| Your instructions |
Where a line holds the word "imagen", count it, then give only the total for the entries below.

(Beginning of Material to process)

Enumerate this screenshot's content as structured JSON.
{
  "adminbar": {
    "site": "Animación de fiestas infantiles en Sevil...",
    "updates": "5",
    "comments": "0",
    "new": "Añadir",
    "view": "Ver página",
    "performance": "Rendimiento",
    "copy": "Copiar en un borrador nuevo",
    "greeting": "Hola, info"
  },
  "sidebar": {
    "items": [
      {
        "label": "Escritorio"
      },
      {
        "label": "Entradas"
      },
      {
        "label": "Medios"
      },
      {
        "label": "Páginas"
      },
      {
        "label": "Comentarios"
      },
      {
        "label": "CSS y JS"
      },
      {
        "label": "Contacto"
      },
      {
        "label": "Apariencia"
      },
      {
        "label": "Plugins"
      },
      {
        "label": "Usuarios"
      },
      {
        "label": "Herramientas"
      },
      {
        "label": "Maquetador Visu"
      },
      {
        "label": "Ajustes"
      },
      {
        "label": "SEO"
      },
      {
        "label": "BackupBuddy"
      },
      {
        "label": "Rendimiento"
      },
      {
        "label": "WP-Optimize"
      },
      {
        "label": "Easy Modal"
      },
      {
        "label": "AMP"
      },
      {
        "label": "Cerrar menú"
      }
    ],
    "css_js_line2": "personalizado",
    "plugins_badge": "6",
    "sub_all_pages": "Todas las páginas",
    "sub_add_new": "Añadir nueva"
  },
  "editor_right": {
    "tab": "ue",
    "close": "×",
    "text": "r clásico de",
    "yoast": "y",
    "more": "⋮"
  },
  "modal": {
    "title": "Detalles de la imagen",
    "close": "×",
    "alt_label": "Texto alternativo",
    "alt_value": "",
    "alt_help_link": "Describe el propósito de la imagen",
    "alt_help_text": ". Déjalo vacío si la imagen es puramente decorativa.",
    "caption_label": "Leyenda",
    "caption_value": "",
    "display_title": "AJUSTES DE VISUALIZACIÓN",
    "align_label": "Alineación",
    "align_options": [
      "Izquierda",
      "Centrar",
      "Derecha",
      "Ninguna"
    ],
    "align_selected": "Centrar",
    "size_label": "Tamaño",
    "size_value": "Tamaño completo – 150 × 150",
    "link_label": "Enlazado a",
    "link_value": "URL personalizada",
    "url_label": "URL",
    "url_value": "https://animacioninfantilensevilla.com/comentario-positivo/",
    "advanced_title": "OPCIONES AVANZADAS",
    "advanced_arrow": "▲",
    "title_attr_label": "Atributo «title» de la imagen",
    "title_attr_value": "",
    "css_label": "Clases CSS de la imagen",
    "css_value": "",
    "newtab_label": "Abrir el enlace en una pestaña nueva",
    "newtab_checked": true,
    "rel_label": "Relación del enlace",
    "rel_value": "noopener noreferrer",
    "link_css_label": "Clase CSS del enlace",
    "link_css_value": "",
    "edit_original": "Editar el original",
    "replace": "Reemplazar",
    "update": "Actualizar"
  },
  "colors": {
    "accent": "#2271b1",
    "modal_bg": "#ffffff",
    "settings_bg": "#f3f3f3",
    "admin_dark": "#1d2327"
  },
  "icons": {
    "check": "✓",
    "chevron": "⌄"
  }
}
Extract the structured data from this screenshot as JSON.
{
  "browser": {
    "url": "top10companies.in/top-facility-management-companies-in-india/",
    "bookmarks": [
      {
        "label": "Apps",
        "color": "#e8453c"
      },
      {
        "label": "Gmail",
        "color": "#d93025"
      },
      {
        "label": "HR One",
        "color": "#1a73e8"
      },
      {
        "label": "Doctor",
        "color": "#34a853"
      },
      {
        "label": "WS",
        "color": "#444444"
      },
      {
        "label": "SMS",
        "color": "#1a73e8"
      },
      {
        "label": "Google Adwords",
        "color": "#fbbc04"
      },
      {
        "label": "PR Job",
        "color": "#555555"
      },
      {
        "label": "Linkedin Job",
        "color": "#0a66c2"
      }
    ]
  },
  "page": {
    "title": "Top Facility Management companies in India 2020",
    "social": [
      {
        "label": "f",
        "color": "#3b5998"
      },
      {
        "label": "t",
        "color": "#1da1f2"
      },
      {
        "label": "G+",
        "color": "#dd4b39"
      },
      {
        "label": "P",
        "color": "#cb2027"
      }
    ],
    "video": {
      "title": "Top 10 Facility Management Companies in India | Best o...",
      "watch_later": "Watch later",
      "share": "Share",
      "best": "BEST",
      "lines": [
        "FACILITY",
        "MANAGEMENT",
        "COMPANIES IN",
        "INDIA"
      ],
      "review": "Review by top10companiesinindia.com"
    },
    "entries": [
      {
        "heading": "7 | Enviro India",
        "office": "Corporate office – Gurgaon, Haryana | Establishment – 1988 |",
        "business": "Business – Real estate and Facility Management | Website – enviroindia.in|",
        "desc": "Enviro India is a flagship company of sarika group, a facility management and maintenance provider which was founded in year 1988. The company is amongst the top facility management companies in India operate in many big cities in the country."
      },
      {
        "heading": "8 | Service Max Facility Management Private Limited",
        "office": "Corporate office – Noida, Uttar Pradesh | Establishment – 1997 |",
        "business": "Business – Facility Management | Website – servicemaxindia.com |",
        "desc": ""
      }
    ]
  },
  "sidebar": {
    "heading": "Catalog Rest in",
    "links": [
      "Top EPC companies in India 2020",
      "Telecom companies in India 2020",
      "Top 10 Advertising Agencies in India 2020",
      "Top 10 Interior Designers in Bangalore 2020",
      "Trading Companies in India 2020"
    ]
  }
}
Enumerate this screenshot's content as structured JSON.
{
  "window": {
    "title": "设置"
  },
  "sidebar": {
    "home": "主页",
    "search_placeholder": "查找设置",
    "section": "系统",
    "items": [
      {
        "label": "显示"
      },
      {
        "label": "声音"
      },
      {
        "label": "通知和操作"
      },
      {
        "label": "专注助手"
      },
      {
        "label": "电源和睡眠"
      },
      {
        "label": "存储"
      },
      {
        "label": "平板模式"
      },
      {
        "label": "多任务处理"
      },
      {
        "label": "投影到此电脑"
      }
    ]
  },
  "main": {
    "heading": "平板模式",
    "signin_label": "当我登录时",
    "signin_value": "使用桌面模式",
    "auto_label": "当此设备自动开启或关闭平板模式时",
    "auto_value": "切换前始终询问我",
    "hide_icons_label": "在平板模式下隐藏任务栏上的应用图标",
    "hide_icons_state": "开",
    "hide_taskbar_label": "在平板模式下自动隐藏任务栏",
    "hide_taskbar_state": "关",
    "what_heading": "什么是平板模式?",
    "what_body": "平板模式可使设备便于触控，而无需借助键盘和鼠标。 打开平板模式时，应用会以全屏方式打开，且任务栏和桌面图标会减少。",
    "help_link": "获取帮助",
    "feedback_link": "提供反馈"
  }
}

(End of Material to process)

| Task answer |
5